I know so many people that are in careers that they hate because they checked a box at 17 when they applied to college. 

Plus, most of the jobs you'll be doing don't even exist yet.  Learn to think and you can do anything.

Again, be you.  

These are the Best Days of your Life

Total crap. 

I remember sitting at my graduation- beautiful day- and speaker after speaker talked about how these memories are our best ones... the great times we had...

And I thought "I hope this isn't the best it gets because I'm screwed..."

I hope you enjoyed high school.  For some people, they did peak.  But once you leave that building anything that you were is the past and you have a blank slate for the rest of your life.  It's why graduation is called commencement- it's the beginning, not an end.

I drove to the Quiki-Mart after graduation, got a slushie and went home.  I went to a few, not many graduation parties, hung out with my boyfriend and worked over the summer.  I have stayed in touch with quite a few people from high school, but honestly, only a handful know anything about my real life-- and they aren't the ones I thought I'd stay in touch with.  Most of them became close friends after high school.  Except my friend Marvin.  We've been close since kindergarten and if I ever ran for public office, I'd have to pay him off because of that...

My life got infinitely better after graduation.  I met people from all over the world.  I saw new places.  I tried new things.  I owned my life.  It's empowering, scary and consequential.  But it's my own unique path.  I'm not someone's child or some box that someone put me in because I had a certain test score in 2nd grade.  No one cares about who you were- they care about who you are. 

I enjoyed high school.  I joke that I stayed in touch with my teachers more than people from my class, but I have no animosity or hang ups about it.  I even got crap about it from my friends in college "Wait- you LIKED high school??"  I did.  But it was Chapter 1 in what I hope is a long a novel.  I picked up some good tools and had a good foundation, but it's a part, not the entirety of me.

Now you get to be the real you.  And it's really cool.

The Choices You Make Now Will Impact your Life
Tattoos, committing felonies and having kids, yes.  The rest.. meh.  Even a failed marriage can be overcome.  Bad credit only lasts7 years. 

This is the best time to screw up big.  Because you ALWAYS have time for a do over.  Try a career you want.  It's not like there's a time line or a finish line you have to reach.

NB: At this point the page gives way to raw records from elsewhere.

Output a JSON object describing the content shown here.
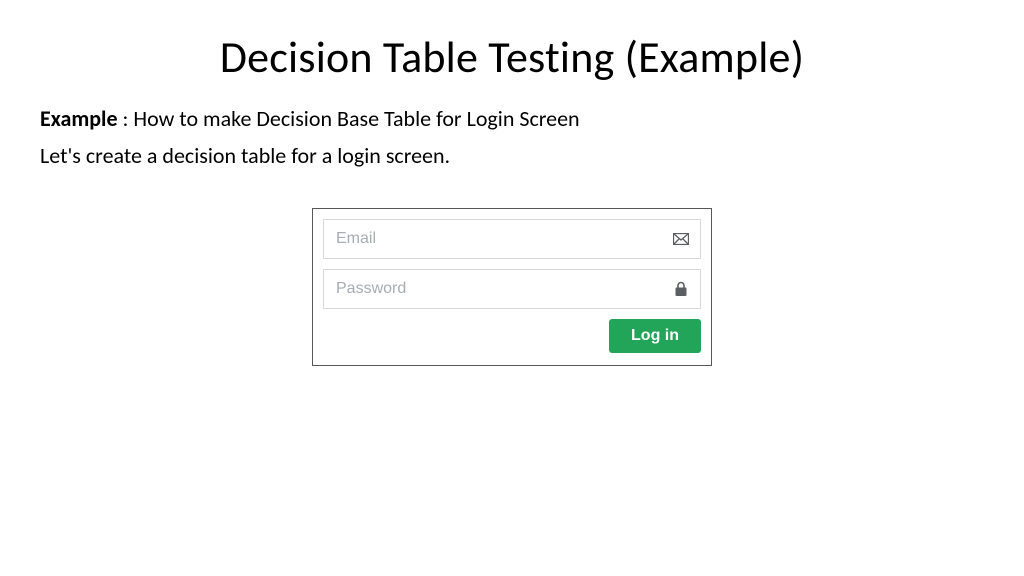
{
  "title": "Decision Table Testing (Example)",
  "intro": {
    "bold_label": "Example",
    "line1_rest": " : How to make Decision Base Table for Login Screen",
    "line2": "Let's create a decision table for a login screen."
  },
  "login_form": {
    "email_placeholder": "Email",
    "password_placeholder": "Password",
    "button_label": "Log in"
  }
}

You want to write?  Write.  You want to be in a rock band?  Go for it.  It's a lot easier now than when you're 35 with kids and a mortgage.

You hate your job?  Find another one.  You don't need to stay 2 years to prove anything.  You never get those 2 years back. 

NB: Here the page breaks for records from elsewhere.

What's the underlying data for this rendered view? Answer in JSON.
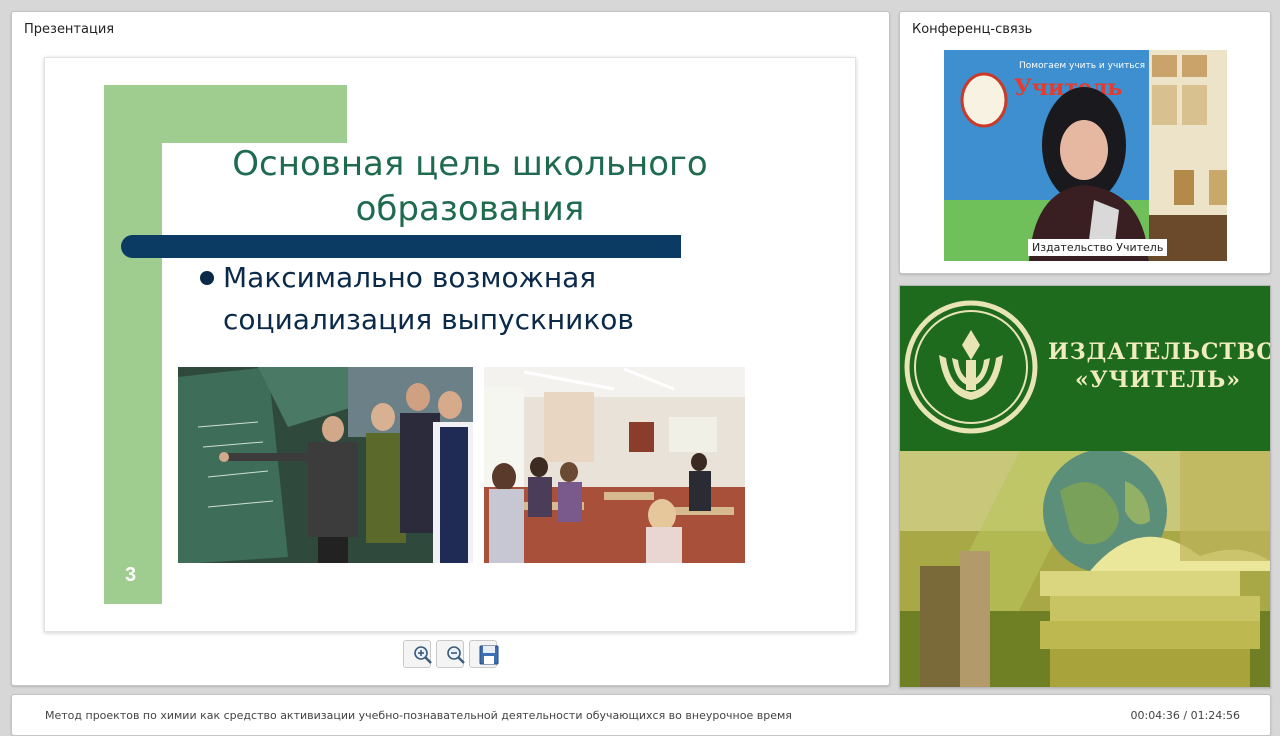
{
  "presentation": {
    "title": "Презентация",
    "slide": {
      "title": "Основная цель школьного образования",
      "bullet": "Максимально возможная социализация выпускников",
      "number": "3"
    }
  },
  "conference": {
    "title": "Конференц-связь",
    "participant_name": "Издательство Учитель",
    "banner_text": "Помогаем учить и учиться",
    "banner_logo": "Учитель"
  },
  "brand": {
    "line1": "ИЗДАТЕЛЬСТВО",
    "line2": "«УЧИТЕЛЬ»"
  },
  "footer": {
    "title": "Метод проектов по химии как средство активизации учебно-познавательной деятельности обучающихся во внеурочное время",
    "time": "00:04:36 / 01:24:56"
  },
  "colors": {
    "slide_green": "#9fcc8f",
    "slide_navy": "#0b3a63",
    "title_green": "#1f6b4f",
    "brand_green": "#1e6b1e"
  },
  "icons": [
    "zoom-in-icon",
    "zoom-out-icon",
    "save-icon"
  ]
}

I had a friend say she thought it was cool that I didn't care what anyone ever thought about my decisions.

I remember thinking "How odd that anyone would... it's my life.  Hmmm...."


So in short, just be you.  Develop your beliefs.  Live your life.  Follow that internal compass.  Listen to yourself.

You're going to mess it up.  You will.  And you'll get up, roll your eyes at all the people that said "I told you so" and get on with it.

Congratulations on Chapter 1-The Childhood.

May your next chapters be filled with love, adventure and friendship.